** Input follows **

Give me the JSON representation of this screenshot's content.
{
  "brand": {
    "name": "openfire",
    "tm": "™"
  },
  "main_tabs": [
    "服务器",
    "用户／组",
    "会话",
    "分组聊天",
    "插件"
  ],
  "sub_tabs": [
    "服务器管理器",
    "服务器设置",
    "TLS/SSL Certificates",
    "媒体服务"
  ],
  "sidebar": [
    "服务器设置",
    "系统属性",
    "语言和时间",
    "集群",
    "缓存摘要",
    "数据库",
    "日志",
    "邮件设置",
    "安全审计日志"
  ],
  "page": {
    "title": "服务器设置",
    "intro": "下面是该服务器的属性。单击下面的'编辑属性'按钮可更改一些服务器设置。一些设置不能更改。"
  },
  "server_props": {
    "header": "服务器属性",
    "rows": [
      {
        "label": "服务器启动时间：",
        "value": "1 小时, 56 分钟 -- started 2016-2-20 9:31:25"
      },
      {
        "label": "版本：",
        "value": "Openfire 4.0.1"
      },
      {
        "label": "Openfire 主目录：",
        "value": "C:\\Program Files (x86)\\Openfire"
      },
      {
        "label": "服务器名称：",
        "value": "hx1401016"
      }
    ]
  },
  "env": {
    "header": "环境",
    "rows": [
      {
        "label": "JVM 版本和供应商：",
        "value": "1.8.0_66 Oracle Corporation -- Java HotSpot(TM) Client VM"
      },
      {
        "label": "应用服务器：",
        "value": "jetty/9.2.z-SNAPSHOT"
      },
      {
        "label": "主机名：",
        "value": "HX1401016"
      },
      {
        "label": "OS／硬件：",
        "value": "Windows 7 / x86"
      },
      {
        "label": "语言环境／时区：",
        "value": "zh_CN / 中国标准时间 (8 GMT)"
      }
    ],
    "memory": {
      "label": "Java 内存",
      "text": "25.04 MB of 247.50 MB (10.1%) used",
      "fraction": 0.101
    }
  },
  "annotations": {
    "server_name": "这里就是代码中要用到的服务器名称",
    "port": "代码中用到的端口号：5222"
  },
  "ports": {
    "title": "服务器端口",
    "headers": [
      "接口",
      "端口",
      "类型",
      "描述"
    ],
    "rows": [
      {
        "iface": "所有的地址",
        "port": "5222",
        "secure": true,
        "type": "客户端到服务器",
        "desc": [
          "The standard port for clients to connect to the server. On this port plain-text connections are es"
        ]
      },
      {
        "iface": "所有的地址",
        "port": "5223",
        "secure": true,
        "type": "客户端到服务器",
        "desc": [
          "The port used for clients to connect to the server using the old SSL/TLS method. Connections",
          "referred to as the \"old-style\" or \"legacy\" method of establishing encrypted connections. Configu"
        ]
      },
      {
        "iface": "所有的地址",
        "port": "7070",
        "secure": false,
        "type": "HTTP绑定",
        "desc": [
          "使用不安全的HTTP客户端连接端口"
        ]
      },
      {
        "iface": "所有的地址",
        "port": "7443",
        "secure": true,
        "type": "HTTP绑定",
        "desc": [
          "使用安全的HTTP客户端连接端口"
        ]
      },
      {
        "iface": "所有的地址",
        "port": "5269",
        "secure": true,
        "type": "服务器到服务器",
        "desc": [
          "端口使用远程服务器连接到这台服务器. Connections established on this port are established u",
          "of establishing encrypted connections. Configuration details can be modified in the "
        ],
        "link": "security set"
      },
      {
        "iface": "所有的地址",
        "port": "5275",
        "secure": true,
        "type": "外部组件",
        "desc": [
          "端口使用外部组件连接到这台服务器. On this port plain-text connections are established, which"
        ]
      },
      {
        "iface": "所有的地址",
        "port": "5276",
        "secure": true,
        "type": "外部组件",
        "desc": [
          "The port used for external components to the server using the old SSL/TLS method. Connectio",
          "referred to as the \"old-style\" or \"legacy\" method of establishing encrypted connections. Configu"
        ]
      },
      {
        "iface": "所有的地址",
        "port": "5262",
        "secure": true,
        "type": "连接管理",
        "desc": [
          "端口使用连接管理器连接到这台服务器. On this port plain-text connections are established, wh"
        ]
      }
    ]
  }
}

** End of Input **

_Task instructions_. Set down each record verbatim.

_Written reply_.
Give me the JSON representation of this screenshot's content.
{
  "brand": {
    "name": "openfire",
    "tm": "™"
  },
  "main_tabs": [
    "服务器",
    "用户／组",
    "会话",
    "分组聊天",
    "插件"
  ],
  "sub_tabs": [
    "服务器管理器",
    "服务器设置",
    "TLS/SSL Certificates",
    "媒体服务"
  ],
  "sidebar": [
    "服务器设置",
    "系统属性",
    "语言和时间",
    "集群",
    "缓存摘要",
    "数据库",
    "日志",
    "邮件设置",
    "安全审计日志"
  ],
  "page": {
    "title": "服务器设置",
    "intro": "下面是该服务器的属性。单击下面的'编辑属性'按钮可更改一些服务器设置。一些设置不能更改。"
  },
  "server_props": {
    "header": "服务器属性",
    "rows": [
      {
        "label": "服务器启动时间：",
        "value": "1 小时, 56 分钟 -- started 2016-2-20 9:31:25"
      },
      {
        "label": "版本：",
        "value": "Openfire 4.0.1"
      },
      {
        "label": "Openfire 主目录：",
        "value": "C:\\Program Files (x86)\\Openfire"
      },
      {
        "label": "服务器名称：",
        "value": "hx1401016"
      }
    ]
  },
  "env": {
    "header": "环境",
    "rows": [
      {
        "label": "JVM 版本和供应商：",
        "value": "1.8.0_66 Oracle Corporation -- Java HotSpot(TM) Client VM"
      },
      {
        "label": "应用服务器：",
        "value": "jetty/9.2.z-SNAPSHOT"
      },
      {
        "label": "主机名：",
        "value": "HX1401016"
      },
      {
        "label": "OS／硬件：",
        "value": "Windows 7 / x86"
      },
      {
        "label": "语言环境／时区：",
        "value": "zh_CN / 中国标准时间 (8 GMT)"
      }
    ],
    "memory": {
      "label": "Java 内存",
      "text": "25.04 MB of 247.50 MB (10.1%) used",
      "fraction": 0.101
    }
  },
  "annotations": {
    "server_name": "这里就是代码中要用到的服务器名称",
    "port": "代码中用到的端口号：5222"
  },
  "ports": {
    "title": "服务器端口",
    "headers": [
      "接口",
      "端口",
      "类型",
      "描述"
    ],
    "rows": [
      {
        "iface": "所有的地址",
        "port": "5222",
        "secure": true,
        "type": "客户端到服务器",
        "desc": [
          "The standard port for clients to connect to the server. On this port plain-text connections are es"
        ]
      },
      {
        "iface": "所有的地址",
        "port": "5223",
        "secure": true,
        "type": "客户端到服务器",
        "desc": [
          "The port used for clients to connect to the server using the old SSL/TLS method. Connections",
          "referred to as the \"old-style\" or \"legacy\" method of establishing encrypted connections. Configu"
        ]
      },
      {
        "iface": "所有的地址",
        "port": "7070",
        "secure": false,
        "type": "HTTP绑定",
        "desc": [
          "使用不安全的HTTP客户端连接端口"
        ]
      },
      {
        "iface": "所有的地址",
        "port": "7443",
        "secure": true,
        "type": "HTTP绑定",
        "desc": [
          "使用安全的HTTP客户端连接端口"
        ]
      },
      {
        "iface": "所有的地址",
        "port": "5269",
        "secure": true,
        "type": "服务器到服务器",
        "desc": [
          "端口使用远程服务器连接到这台服务器. Connections established on this port are established u",
          "of establishing encrypted connections. Configuration details can be modified in the "
        ],
        "link": "security set"
      },
      {
        "iface": "所有的地址",
        "port": "5275",
        "secure": true,
        "type": "外部组件",
        "desc": [
          "端口使用外部组件连接到这台服务器. On this port plain-text connections are established, which"
        ]
      },
      {
        "iface": "所有的地址",
        "port": "5276",
        "secure": true,
        "type": "外部组件",
        "desc": [
          "The port used for external components to the server using the old SSL/TLS method. Connectio",
          "referred to as the \"old-style\" or \"legacy\" method of establishing encrypted connections. Configu"
        ]
      },
      {
        "iface": "所有的地址",
        "port": "5262",
        "secure": true,
        "type": "连接管理",
        "desc": [
          "端口使用连接管理器连接到这台服务器. On this port plain-text connections are established, wh"
        ]
      }
    ]
  }
}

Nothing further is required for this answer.